Today’s selection: Daimajin (1966, dir. Kimiyoshi Yasuda)
Subgenre: Historical fantasy, Kaiju
Available from: Mill Creek
When this movie came up on my random movie generator, I thought: “what’s the point in talking about this? Everyone’s seen Daimajin!” Yet, that may not necessarily be the case. The movie can easily alienate audiences, as the poster and synopsis promise a monster movie (which would turn off many a jidaigeki snob) yet the movie itself is monster-free until the spectacular climax. Saying “from the studio that brought you Gamera” is by no means a good indication of what Daimajin has to offer.
The original film is more or less a samurai/feudal-era flick, with most of the picture focusing on the persecution of a small mountain town by a usurper warlord and the efforts of the rightful ruling family in refuge to regain the throne. A key feature of the lord’s general dickishness is psychological warfare involving dissing the peasants’ local deity, an act of hubris that the audience can always sense is non-conducive to his long-term governorship (Daimajin means “great evil god”, btw). There are omens that this is a bad idea (for example, an earthquake that starts as the god statue is desecrated), but things kick into high gear in the last few minutes of the movie, when a priestess offers her life to bring the giant statue to life and lay a smackdown to the unjust…and it is glorious. (I’d really like to watch this movie with someone who doesn’t know how it ends.)
Because this is set in pre-modern times, the title monster needs not be as large as the usual kaiju picture, and thus the miniature work can afford to be much more detailed, and everything feels a lot more personal. Majin is one of the only giant monsters where the actor’s eyes are clearly visible, allowing it to exude malice as it reaches out to crush every evildoer individually.
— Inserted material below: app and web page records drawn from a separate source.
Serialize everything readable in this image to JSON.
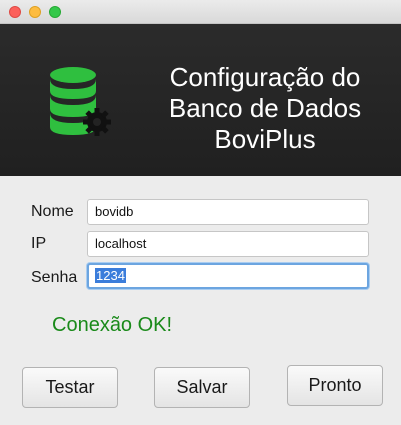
{
  "window": {
    "controls": [
      "close",
      "minimize",
      "maximize"
    ]
  },
  "header": {
    "title_lines": [
      "Configuração do",
      "Banco de Dados",
      "BoviPlus"
    ],
    "icon": "database-gear-icon",
    "icon_color": "#2fbf3f",
    "background": "#232323"
  },
  "form": {
    "nome": {
      "label": "Nome",
      "value": "bovidb"
    },
    "ip": {
      "label": "IP",
      "value": "localhost"
    },
    "senha": {
      "label": "Senha",
      "value": "1234",
      "selected": true
    }
  },
  "status": {
    "text": "Conexão OK!",
    "color": "#1a8a1a"
  },
  "buttons": {
    "testar": "Testar",
    "salvar": "Salvar",
    "pronto": "Pronto"
  }
}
On top of all that, Godzilla-maestro Akira Ifukube’s score booms to add real presence to the giant.
I can’t recommend the movie to just anyone looking for a giant monster action flick in the same way that I could, say, Gamera: Guardian of the Universe, but if you have the patience for a somber, brooding period piece that’s got an edge to it, Daimajin is a masterpiece, probably your best bet short of the original Godzilla.
By the way, Mill Creek’s BD trailer for the trilogy: